What you are asked to do: Count how many lines of the listing contain "kernel", then give that number and nothing more.

Records to process:
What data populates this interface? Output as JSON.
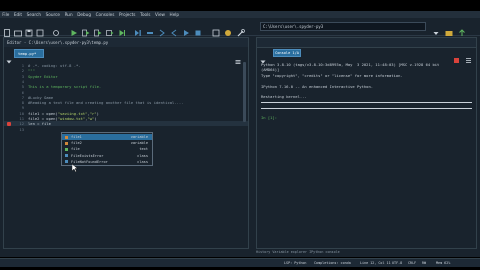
{
  "menubar": {
    "items": [
      "File",
      "Edit",
      "Search",
      "Source",
      "Run",
      "Debug",
      "Consoles",
      "Projects",
      "Tools",
      "View",
      "Help"
    ]
  },
  "toolbar": {
    "editor_path": "C:\\Users\\user\\.spyder-py3\\temp.py",
    "console_path": "C:\\Users\\user\\.spyder-py3"
  },
  "editor": {
    "title": "Editor - C:\\Users\\user\\.spyder-py3\\temp.py",
    "tab_label": "temp.py*",
    "lines": [
      {
        "n": "1",
        "text": "# -*- coding: utf-8 -*-",
        "cls": "c-comment"
      },
      {
        "n": "2",
        "text": "\"\"\"",
        "cls": "c-green"
      },
      {
        "n": "3",
        "text": "Spyder Editor",
        "cls": "c-green"
      },
      {
        "n": "4",
        "text": "",
        "cls": ""
      },
      {
        "n": "5",
        "text": "This is a temporary script file.",
        "cls": "c-green"
      },
      {
        "n": "6",
        "text": "",
        "cls": ""
      },
      {
        "n": "7",
        "text": "#Lucky Game",
        "cls": "c-comment"
      },
      {
        "n": "8",
        "text": "#Reading a text file and creating another file that is identical....",
        "cls": "c-comment"
      },
      {
        "n": "9",
        "text": "",
        "cls": ""
      },
      {
        "n": "10",
        "text": "file1 = open(\"saviing.txt\",\"r\")",
        "cls": "mixed"
      },
      {
        "n": "11",
        "text": "file2 = open(\"window.txt\",\"w\")",
        "cls": "mixed"
      },
      {
        "n": "12",
        "text": "len = file",
        "cls": ""
      },
      {
        "n": "13",
        "text": "",
        "cls": ""
      }
    ]
  },
  "autocomplete": {
    "items": [
      {
        "name": "file1",
        "type": "variable",
        "color": "#d0883b",
        "selected": true
      },
      {
        "name": "file2",
        "type": "variable",
        "color": "#d0883b",
        "selected": false
      },
      {
        "name": "file",
        "type": "text",
        "color": "#5fb65f",
        "selected": false
      },
      {
        "name": "FileExistsError",
        "type": "class",
        "color": "#4c8cbc",
        "selected": false
      },
      {
        "name": "FileNotFoundError",
        "type": "class",
        "color": "#4c8cbc",
        "selected": false
      }
    ]
  },
  "console": {
    "tab_label": "Console 1/A",
    "lines": [
      "Python 3.8.10 (tags/v3.8.10:3d8993a, May  3 2021, 11:48:03) [MSC v.1928 64 bit",
      "(AMD64)]",
      "Type \"copyright\", \"credits\" or \"license\" for more information.",
      "",
      "IPython 7.16.0 -- An enhanced Interactive Python.",
      "",
      "Restarting kernel..."
    ],
    "prompt": "In [1]:"
  },
  "bottom_tabs": "History   Variable explorer   IPython console",
  "status": {
    "lsp": "LSP: Python",
    "kernel": "Completions: conda",
    "line_col": "Line 12, Col 11",
    "encoding": "UTF-8",
    "eol": "CRLF",
    "rw": "RW",
    "mem": "Mem 62%"
  }
}
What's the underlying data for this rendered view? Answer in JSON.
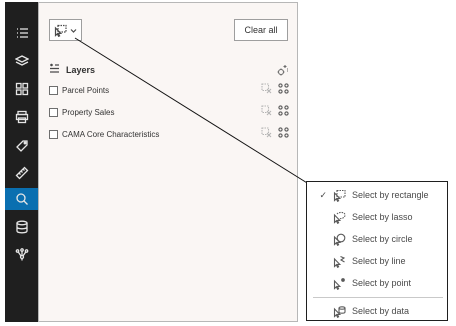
{
  "toolbar": {
    "selection_tool_icon": "select-by-rectangle-icon",
    "clear_all_label": "Clear all"
  },
  "layers": {
    "title": "Layers",
    "items": [
      {
        "name": "Parcel Points"
      },
      {
        "name": "Property Sales"
      },
      {
        "name": "CAMA Core Characteristics"
      }
    ]
  },
  "menu": {
    "items": [
      {
        "label": "Select by rectangle",
        "icon": "select-rectangle-icon",
        "checked": true
      },
      {
        "label": "Select by lasso",
        "icon": "select-lasso-icon",
        "checked": false
      },
      {
        "label": "Select by circle",
        "icon": "select-circle-icon",
        "checked": false
      },
      {
        "label": "Select by line",
        "icon": "select-line-icon",
        "checked": false
      },
      {
        "label": "Select by point",
        "icon": "select-point-icon",
        "checked": false
      },
      {
        "label": "Select by data",
        "icon": "select-data-icon",
        "checked": false
      }
    ],
    "check_mark": "✓"
  },
  "colors": {
    "rail_bg": "#1f1f1f",
    "rail_active": "#0a6fb0",
    "panel_bg": "#faf6f4"
  }
}
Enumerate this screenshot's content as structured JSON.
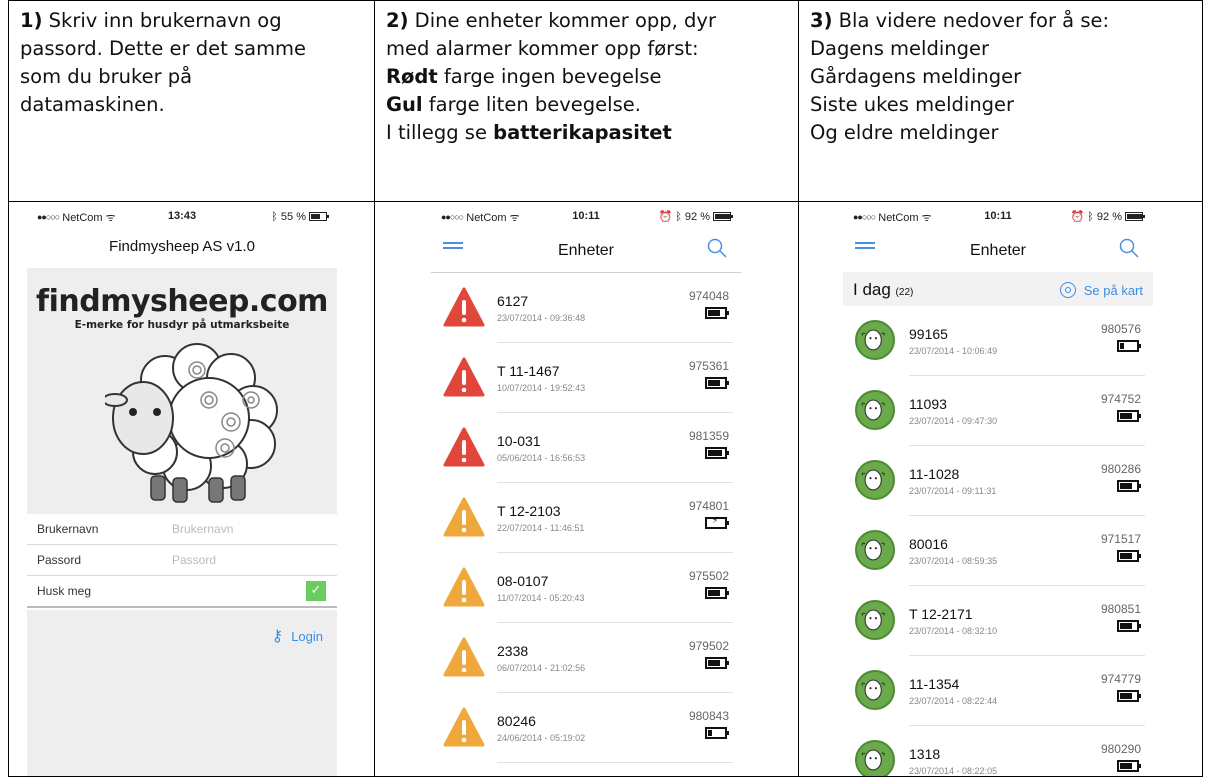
{
  "instructions": [
    {
      "lines": [
        [
          {
            "t": "1)",
            "b": true
          },
          {
            "t": " Skriv inn brukernavn og"
          }
        ],
        [
          {
            "t": "passord. Dette er det samme"
          }
        ],
        [
          {
            "t": "som du bruker på"
          }
        ],
        [
          {
            "t": "datamaskinen."
          }
        ]
      ]
    },
    {
      "lines": [
        [
          {
            "t": "2)",
            "b": true
          },
          {
            "t": " Dine enheter kommer opp, dyr"
          }
        ],
        [
          {
            "t": "med alarmer kommer opp først:"
          }
        ],
        [
          {
            "t": "Rødt",
            "b": true
          },
          {
            "t": " farge ingen bevegelse"
          }
        ],
        [
          {
            "t": "Gul",
            "b": true
          },
          {
            "t": " farge liten bevegelse."
          }
        ],
        [
          {
            "t": "I tillegg se "
          },
          {
            "t": "batterikapasitet",
            "b": true
          }
        ]
      ]
    },
    {
      "lines": [
        [
          {
            "t": "3)",
            "b": true
          },
          {
            "t": " Bla videre nedover for å se:"
          }
        ],
        [
          {
            "t": "Dagens meldinger"
          }
        ],
        [
          {
            "t": "Gårdagens meldinger"
          }
        ],
        [
          {
            "t": "Siste ukes meldinger"
          }
        ],
        [
          {
            "t": "Og eldre meldinger"
          }
        ]
      ]
    }
  ],
  "phone1": {
    "status": {
      "carrier": "NetCom",
      "time": "13:43",
      "battery": "55 %"
    },
    "title": "Findmysheep AS v1.0",
    "logo": {
      "main": "findmysheep.com",
      "sub": "E-merke for husdyr på utmarksbeite"
    },
    "form": {
      "username_label": "Brukernavn",
      "username_placeholder": "Brukernavn",
      "password_label": "Passord",
      "password_placeholder": "Passord",
      "remember_label": "Husk meg"
    },
    "login_label": "Login",
    "colors": {
      "accent": "#3a8ee6",
      "check": "#6bcb5f"
    }
  },
  "phone2": {
    "status": {
      "carrier": "NetCom",
      "time": "10:11",
      "battery": "92 %"
    },
    "title": "Enheter",
    "items": [
      {
        "name": "6127",
        "date": "23/07/2014 - 09:36:48",
        "serial": "974048",
        "alarm": "red",
        "battery": 0.85
      },
      {
        "name": "T 11-1467",
        "date": "10/07/2014 - 19:52:43",
        "serial": "975361",
        "alarm": "red",
        "battery": 0.85
      },
      {
        "name": "10-031",
        "date": "05/06/2014 - 16:56:53",
        "serial": "981359",
        "alarm": "red",
        "battery": 1.0
      },
      {
        "name": "T 12-2103",
        "date": "22/07/2014 - 11:46:51",
        "serial": "974801",
        "alarm": "yellow",
        "battery": 0,
        "charging": true
      },
      {
        "name": "08-0107",
        "date": "11/07/2014 - 05:20:43",
        "serial": "975502",
        "alarm": "yellow",
        "battery": 0.85
      },
      {
        "name": "2338",
        "date": "06/07/2014 - 21:02:56",
        "serial": "979502",
        "alarm": "yellow",
        "battery": 0.85
      },
      {
        "name": "80246",
        "date": "24/06/2014 - 05:19:02",
        "serial": "980843",
        "alarm": "yellow",
        "battery": 0.3
      }
    ],
    "colors": {
      "red": "#e0463a",
      "yellow": "#efa83c"
    }
  },
  "phone3": {
    "status": {
      "carrier": "NetCom",
      "time": "10:11",
      "battery": "92 %"
    },
    "title": "Enheter",
    "day_label": "I dag",
    "day_count": "(22)",
    "map_link": "Se på kart",
    "items": [
      {
        "name": "99165",
        "date": "23/07/2014 - 10:06:49",
        "serial": "980576",
        "battery": 0.3
      },
      {
        "name": "11093",
        "date": "23/07/2014 - 09:47:30",
        "serial": "974752",
        "battery": 0.85
      },
      {
        "name": "11-1028",
        "date": "23/07/2014 - 09:11:31",
        "serial": "980286",
        "battery": 0.85
      },
      {
        "name": "80016",
        "date": "23/07/2014 - 08:59:35",
        "serial": "971517",
        "battery": 0.85
      },
      {
        "name": "T 12-2171",
        "date": "23/07/2014 - 08:32:10",
        "serial": "980851",
        "battery": 0.85
      },
      {
        "name": "11-1354",
        "date": "23/07/2014 - 08:22:44",
        "serial": "974779",
        "battery": 0.85
      },
      {
        "name": "1318",
        "date": "23/07/2014 - 08:22:05",
        "serial": "980290",
        "battery": 0.85
      }
    ]
  }
}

Answer section: 2